When Kim Barker first arrived in Kabul as a journalist in 2002, she had only recently acquired a passport, spoke only English, and had little idea how to do the 'Taliban Shuffle' between Afghanistan and Pakistan. No matter - her stories about Islamic militants and shaky reconstruction were soon overshadowed by the bigger news in Iraq. But as she delved deeper into Pakistan and Afghanistan, her love for the hapless countries grew, along with her fear for their future stability. In this darkly comic and unsparing memoir, Barker uses her wry, incisive voice to expose the absurdities and tragedies of the 'forgotten war', finding humour and humanity amid the rubble and heartbreak.
This book contends that the efforts of skeptics to change society at large are impeded by our attachment to outmoded notions about the self and volition—we take things way too personally and give too little consideration to individual circumstances. But there’s hope. Becoming more objective about our self-engendered impulses can make us more empathetic, compassionate, and wise, enhancing our effectiveness as a movement.
A compelling and beautifully written memoir about dark and shameful family secrets, and one young woman's pilgrimage to Australia to attempt to lay the past to rest. British journalist Cal Flyn was holidaying in her childhood home in the Highlands of Scotland, when she stumbled upon a dark family secret.
Seven Minutes from Home: An American Daughter’s Story is a collection of linked stories written chronologically from 1980–2015. They create a multifaceted narrative of how the public and the private, the past and present, the local and global, intersect.

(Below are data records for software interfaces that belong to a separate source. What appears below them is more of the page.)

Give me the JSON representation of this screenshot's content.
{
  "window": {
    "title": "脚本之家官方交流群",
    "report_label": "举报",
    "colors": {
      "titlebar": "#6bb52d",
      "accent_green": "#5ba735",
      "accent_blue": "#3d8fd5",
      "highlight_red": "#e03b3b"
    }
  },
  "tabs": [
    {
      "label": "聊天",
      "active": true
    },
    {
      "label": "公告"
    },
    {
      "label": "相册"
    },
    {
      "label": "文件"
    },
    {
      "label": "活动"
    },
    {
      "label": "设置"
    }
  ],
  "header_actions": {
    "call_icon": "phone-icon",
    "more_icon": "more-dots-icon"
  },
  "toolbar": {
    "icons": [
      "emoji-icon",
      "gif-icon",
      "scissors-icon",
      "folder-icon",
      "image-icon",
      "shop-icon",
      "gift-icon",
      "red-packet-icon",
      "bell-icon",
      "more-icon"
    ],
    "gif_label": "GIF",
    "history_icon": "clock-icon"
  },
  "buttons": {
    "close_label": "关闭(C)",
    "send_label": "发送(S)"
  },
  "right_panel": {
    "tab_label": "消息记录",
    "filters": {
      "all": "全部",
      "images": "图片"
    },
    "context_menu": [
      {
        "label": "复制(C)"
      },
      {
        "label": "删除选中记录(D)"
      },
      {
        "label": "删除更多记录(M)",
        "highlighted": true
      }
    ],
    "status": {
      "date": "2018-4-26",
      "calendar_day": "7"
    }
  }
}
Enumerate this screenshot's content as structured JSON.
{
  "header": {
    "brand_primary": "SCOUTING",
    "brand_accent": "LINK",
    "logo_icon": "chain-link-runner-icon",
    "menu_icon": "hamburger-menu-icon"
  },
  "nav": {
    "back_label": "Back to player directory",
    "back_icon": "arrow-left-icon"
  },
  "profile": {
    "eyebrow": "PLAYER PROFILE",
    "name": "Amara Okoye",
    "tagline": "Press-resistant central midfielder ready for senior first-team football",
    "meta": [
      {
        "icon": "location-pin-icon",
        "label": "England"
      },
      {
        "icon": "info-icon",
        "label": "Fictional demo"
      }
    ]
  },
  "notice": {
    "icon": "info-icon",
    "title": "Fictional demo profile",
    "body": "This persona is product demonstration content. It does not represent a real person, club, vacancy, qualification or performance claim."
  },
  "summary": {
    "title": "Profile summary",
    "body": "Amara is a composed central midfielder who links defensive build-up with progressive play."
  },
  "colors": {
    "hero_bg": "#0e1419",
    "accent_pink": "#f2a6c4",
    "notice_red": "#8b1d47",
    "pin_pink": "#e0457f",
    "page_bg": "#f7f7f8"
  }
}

With earnest reflection, modesty and humor, Laurel Richardson introduces the reader to her Ohio neighborhoods, friends, family, writers and therapy dogs.
A playful literary mystery set in the 1930s and 1990s, Ninochka tells the double tale of two women exiles who are both homesick and sick of home. Tanya, a Russian immigrant living in New York, travels to Paris in an attempt to reconstruct the secret life of Nina B., who was murdered there almost sixty years ago, on the eve of World War II.
In this tenth anniversary edition of his award-winning memoir, New York Times bestselling author Peter Balakian has expanded his compelling story about growing up in the baby-boom suburbs of the '50s and '60s and coming to understand what happened to his family in the first genocide of the twentieth century–the Ottoman Turkish government's extermination of more than one million Armenians in 1915.
Before noon on May 30th, 1964, the Indy 500 was stopped for the first time in history by an accident. Seven cars had crashed in a fiery wreck, killing two drivers, and threatening the very future of the 500. Black Noon chronicles one of the darkest and most important days in auto-racing history. As rookie Dave MacDonald came out of the fourth turn and onto the front stretch at the end of the second lap, he found his rear-engine car lifted by the turbulence kicked up from two cars he was attempting to pass. With limited steering input, MacDonald lost control of his car and careened off the inside wall of the track, exploding into a huge fireball and sliding back into oncoming traffic.